I came across the Blendheim decision while working on a case with similar facts. After reading the decision in Blendheim, I was utterly shocked! Can debtors really get a free house if they object to a Proof of Claim filed by a creditor and the claim is “disallowed”? What if there is no real basis for filing the Objection?
The case that I worked on involved a debtor who filed an Objection to a bank’s Proof of Claim. The debtor alleged that the bank did not have the right to collect on the debt. The bank, which was represented by a different attorney, failed to oppose the Objection to the Proof of Claim, and the claim was deemed “disallowed.” Several years later, the debtor asked the Court to hold that the bank’s lien was voided. Despite an opposition to the debtor’s request, the Court sided with the debtor and avoided the bank’s lien! What is the outcome of that? The debtor walked away with a “free house,” worth $500,000.00!

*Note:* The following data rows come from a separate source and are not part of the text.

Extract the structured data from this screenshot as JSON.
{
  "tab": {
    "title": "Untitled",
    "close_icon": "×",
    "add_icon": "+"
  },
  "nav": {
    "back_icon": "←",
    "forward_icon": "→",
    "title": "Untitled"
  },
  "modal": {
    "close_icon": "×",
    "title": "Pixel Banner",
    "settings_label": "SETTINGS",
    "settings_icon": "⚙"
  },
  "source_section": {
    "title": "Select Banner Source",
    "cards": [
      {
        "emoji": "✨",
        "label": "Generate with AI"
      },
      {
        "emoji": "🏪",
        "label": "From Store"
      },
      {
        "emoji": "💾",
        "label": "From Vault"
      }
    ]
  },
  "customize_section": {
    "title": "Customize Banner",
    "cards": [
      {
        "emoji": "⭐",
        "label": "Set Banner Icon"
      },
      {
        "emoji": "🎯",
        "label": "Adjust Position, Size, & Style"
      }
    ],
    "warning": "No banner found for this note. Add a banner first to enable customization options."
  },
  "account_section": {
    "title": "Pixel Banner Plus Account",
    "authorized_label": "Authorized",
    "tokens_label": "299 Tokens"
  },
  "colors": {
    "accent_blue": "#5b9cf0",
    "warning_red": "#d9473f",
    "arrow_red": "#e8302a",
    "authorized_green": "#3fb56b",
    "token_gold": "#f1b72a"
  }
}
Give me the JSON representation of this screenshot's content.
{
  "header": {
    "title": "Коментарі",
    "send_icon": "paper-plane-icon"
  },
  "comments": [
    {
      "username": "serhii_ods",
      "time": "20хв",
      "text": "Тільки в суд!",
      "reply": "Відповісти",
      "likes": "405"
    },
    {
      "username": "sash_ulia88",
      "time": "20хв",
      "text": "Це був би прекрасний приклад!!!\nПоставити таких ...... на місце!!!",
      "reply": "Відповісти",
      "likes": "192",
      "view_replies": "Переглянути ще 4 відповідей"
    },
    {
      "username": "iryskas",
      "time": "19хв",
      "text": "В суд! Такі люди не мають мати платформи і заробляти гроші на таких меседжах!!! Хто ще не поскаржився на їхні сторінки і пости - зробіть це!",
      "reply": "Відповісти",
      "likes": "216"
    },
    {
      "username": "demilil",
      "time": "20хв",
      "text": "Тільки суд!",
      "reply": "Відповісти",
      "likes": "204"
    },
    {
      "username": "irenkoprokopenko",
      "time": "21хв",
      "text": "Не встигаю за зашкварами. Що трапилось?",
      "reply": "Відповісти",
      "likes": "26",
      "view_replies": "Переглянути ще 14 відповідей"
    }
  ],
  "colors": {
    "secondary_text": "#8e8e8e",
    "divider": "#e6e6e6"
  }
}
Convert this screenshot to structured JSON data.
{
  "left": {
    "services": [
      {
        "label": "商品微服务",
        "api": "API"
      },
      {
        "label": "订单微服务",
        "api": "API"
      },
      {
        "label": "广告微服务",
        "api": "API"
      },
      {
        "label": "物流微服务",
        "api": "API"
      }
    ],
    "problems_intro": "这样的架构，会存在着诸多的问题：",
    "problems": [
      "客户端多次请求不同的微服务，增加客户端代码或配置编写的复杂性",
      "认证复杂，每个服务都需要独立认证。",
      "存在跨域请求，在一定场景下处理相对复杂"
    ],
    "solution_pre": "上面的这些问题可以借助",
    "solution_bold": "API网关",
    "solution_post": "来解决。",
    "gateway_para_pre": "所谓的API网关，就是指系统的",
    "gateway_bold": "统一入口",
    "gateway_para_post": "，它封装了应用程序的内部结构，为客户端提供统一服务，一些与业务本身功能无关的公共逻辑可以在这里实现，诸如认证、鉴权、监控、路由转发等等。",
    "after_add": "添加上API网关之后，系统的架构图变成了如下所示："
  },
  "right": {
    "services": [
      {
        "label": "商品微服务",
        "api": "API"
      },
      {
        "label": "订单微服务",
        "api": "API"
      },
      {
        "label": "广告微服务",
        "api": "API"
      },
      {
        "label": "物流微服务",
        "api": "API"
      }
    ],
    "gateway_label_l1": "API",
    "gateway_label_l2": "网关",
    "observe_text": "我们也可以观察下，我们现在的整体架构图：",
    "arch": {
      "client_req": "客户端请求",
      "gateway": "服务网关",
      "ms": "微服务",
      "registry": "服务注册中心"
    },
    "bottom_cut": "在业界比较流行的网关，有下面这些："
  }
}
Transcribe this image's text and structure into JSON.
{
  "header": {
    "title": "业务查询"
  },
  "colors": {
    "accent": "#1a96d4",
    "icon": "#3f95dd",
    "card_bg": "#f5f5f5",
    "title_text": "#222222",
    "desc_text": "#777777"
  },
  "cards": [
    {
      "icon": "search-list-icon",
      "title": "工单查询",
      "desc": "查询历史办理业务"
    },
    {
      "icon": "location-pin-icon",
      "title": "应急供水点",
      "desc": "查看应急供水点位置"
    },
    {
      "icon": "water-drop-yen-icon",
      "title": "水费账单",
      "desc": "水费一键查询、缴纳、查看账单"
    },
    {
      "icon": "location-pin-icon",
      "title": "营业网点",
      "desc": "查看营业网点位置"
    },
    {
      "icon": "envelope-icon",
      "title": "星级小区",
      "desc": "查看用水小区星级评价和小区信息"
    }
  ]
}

What does the Blendheim decision teach us? Retain a competent bankruptcy attorney! Creditors who do not retain a competent attorney to represent them, and “sleep on their rights,” can lose big! On the other hand, with the help of a competent bankruptcy attorney, debtors may be able to take advantage of the Blendheim decision by filing objections to Proofs of Claim when there is a basis to do so.
If you are a creditor in need of bankruptcy representation, or an individual who is considering bankruptcy, contact us now for a FREE, no obligation, consultation!
*** The purpose of this blog post is to provide you with information about the In re Blenheim decision. The facts of the Blendheim decision are uncommon, and we do not make the representation that most debtors can walk away from bankruptcy with a free house. Again, the purpose of bankruptcy is to reorganize and get a “fresh start,” which does not necessarily mean that you will walk away completely debt-free. Contact us now to learn more, and to discuss your bankruptcy options.